* Exercise objective *
For each line in the records that contains "text", make a copy.

· · · · · · ·

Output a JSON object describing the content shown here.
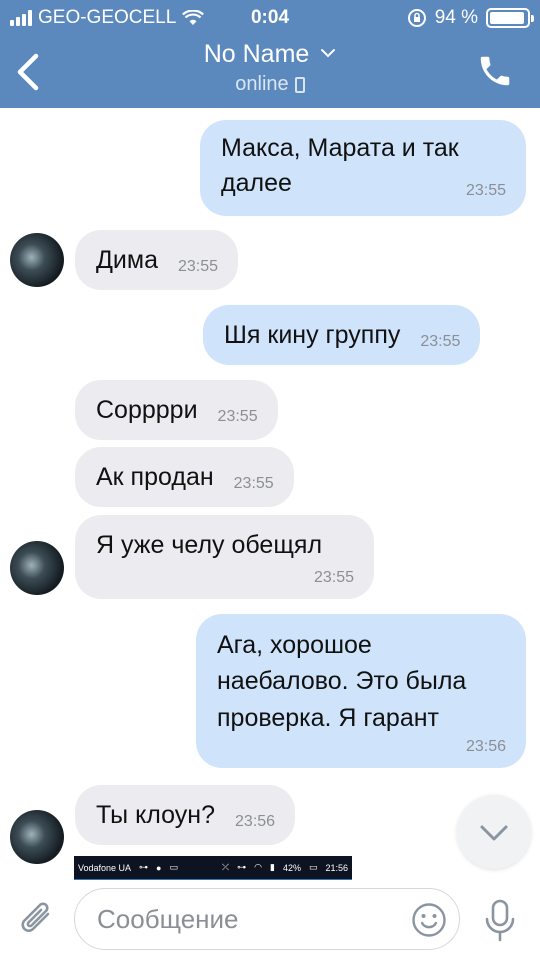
{
  "status_bar": {
    "carrier": "GEO-GEOCELL",
    "time": "0:04",
    "battery_percent": "94 %",
    "battery_level": 0.94
  },
  "header": {
    "title": "No Name",
    "title_chevron": "⌄",
    "subtitle": "online",
    "back_icon": "chevron-left-icon",
    "call_icon": "phone-icon"
  },
  "messages": [
    {
      "direction": "out",
      "lines": [
        "Макса, Марата и так",
        "далее"
      ],
      "time": "23:55"
    },
    {
      "direction": "in",
      "text": "Дима",
      "time": "23:55",
      "avatar": true
    },
    {
      "direction": "out",
      "text": "Шя кину группу",
      "time": "23:55"
    },
    {
      "direction": "in",
      "text": "Сорррри",
      "time": "23:55"
    },
    {
      "direction": "in",
      "text": "Ак продан",
      "time": "23:55"
    },
    {
      "direction": "in",
      "text": "Я уже челу обещял",
      "time": "23:55",
      "avatar": true
    },
    {
      "direction": "out",
      "lines": [
        "Ага, хорошое",
        "наебалово. Это была",
        "проверка. Я гарант"
      ],
      "time": "23:56"
    },
    {
      "direction": "in",
      "text": "Ты клоун?",
      "time": "23:56",
      "avatar": true
    }
  ],
  "embedded_screenshot": {
    "carrier": "Vodafone UA",
    "battery": "42%",
    "time": "21:56"
  },
  "input": {
    "placeholder": "Сообщение"
  },
  "colors": {
    "header": "#5b88bd",
    "outgoing_bubble": "#cfe3fb",
    "incoming_bubble": "#ececf0"
  }
}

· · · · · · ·

* Response *
      "text": "Дима",
      "text": "Шя кину группу",
      "text": "Сорррри",
      "text": "Ак продан",
      "text": "Я уже челу обещял",
      "text": "Ты клоун?",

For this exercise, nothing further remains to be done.